◆ AIM OF THE TASK
Reading the records beneath this task, work out how many lines contain the word "JSON" and reply with only that number.

[DATA SUPPLIED Boundary: Start]

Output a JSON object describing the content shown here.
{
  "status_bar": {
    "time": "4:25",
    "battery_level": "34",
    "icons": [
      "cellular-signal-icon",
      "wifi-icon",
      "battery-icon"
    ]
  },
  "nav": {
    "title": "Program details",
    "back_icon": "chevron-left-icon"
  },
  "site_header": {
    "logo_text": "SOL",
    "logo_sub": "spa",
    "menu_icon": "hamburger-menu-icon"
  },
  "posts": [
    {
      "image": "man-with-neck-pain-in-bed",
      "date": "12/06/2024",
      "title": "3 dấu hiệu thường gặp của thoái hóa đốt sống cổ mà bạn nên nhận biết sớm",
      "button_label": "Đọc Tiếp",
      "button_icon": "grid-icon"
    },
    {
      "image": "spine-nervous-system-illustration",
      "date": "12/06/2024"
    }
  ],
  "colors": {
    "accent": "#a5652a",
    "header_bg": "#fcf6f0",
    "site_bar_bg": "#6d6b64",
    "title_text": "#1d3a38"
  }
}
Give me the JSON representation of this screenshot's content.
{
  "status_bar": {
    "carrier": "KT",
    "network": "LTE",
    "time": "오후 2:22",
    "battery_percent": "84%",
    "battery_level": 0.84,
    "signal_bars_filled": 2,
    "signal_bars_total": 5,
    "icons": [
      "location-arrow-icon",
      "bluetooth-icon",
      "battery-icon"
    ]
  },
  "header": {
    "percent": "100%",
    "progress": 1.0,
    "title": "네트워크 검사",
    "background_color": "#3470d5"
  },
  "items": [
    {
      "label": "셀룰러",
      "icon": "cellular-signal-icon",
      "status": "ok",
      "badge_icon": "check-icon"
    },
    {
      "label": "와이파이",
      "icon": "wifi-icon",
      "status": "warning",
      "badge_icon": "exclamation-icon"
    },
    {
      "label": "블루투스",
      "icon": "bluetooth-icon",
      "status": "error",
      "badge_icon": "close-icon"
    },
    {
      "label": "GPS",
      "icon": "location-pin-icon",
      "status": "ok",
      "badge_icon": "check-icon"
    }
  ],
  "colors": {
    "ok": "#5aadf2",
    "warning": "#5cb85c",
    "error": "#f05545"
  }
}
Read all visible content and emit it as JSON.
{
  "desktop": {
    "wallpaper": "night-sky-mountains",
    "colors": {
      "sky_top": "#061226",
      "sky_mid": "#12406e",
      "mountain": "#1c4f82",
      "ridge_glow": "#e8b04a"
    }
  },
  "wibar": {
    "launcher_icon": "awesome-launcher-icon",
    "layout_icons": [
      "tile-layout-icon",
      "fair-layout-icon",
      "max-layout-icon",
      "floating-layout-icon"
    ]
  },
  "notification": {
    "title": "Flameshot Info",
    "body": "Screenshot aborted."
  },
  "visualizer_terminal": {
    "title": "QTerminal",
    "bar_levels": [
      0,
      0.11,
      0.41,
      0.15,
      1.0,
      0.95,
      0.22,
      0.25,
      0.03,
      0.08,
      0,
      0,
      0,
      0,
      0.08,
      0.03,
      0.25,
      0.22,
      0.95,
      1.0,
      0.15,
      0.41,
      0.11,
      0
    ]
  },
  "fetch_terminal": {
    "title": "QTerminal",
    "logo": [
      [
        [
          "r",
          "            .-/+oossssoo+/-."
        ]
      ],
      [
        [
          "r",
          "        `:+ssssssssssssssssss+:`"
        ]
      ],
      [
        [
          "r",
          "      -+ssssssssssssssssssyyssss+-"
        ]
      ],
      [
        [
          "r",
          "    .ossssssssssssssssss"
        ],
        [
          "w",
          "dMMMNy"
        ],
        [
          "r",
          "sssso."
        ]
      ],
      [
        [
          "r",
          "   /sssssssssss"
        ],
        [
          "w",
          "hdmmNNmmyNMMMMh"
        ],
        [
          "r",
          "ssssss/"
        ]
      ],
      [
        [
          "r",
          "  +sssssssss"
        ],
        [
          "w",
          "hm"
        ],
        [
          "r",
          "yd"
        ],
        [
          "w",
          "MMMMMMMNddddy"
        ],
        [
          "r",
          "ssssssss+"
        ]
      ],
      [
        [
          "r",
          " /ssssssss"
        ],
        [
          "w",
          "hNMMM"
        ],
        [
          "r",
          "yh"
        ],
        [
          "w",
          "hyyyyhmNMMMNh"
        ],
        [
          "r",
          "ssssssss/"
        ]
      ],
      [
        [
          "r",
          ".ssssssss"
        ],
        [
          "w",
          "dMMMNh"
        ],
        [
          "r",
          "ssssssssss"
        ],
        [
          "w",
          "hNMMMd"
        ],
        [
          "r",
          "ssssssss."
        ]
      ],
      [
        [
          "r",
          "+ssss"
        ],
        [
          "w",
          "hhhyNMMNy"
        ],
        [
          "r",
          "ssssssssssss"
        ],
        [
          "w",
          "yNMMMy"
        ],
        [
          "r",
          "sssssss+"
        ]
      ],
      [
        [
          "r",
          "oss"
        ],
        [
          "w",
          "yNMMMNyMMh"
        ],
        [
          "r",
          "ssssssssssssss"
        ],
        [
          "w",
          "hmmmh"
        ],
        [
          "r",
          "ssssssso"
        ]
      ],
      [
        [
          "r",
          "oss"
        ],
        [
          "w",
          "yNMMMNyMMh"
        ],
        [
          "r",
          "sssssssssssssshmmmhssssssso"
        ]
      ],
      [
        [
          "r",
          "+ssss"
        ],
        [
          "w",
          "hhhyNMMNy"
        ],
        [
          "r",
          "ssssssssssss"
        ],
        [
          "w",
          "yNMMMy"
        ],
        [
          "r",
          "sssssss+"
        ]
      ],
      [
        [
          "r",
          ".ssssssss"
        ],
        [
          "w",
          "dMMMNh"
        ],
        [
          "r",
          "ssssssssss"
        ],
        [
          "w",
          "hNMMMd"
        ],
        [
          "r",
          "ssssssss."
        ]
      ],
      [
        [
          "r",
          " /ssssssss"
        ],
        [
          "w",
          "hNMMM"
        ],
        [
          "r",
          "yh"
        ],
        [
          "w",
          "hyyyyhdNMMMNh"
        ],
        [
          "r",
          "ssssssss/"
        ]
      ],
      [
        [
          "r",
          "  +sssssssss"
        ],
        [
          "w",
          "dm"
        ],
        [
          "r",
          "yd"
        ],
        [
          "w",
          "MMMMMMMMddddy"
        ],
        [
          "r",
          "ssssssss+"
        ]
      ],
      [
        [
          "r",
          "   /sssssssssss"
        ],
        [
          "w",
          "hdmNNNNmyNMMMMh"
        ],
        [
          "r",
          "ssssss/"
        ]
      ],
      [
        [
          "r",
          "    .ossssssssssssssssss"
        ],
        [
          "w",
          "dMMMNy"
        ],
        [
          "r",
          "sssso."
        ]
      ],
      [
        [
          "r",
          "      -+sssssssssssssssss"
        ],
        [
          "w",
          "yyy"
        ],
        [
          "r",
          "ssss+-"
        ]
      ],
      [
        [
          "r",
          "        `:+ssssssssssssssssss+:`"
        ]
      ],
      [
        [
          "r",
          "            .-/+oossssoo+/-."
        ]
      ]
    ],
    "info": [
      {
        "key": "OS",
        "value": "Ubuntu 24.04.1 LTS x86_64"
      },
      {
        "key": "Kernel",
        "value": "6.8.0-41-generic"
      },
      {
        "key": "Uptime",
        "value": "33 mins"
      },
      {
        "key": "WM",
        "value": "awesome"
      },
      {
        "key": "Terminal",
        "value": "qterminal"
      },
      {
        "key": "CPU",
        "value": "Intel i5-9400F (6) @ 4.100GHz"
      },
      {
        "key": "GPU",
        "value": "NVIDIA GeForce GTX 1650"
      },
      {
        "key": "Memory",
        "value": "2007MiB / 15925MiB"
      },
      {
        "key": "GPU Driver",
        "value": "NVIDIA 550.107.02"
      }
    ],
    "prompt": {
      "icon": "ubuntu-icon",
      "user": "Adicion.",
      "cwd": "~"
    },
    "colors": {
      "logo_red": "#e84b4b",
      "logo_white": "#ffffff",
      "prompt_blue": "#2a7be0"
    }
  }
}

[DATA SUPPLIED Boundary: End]

◆ RESULT OF THE TASK
3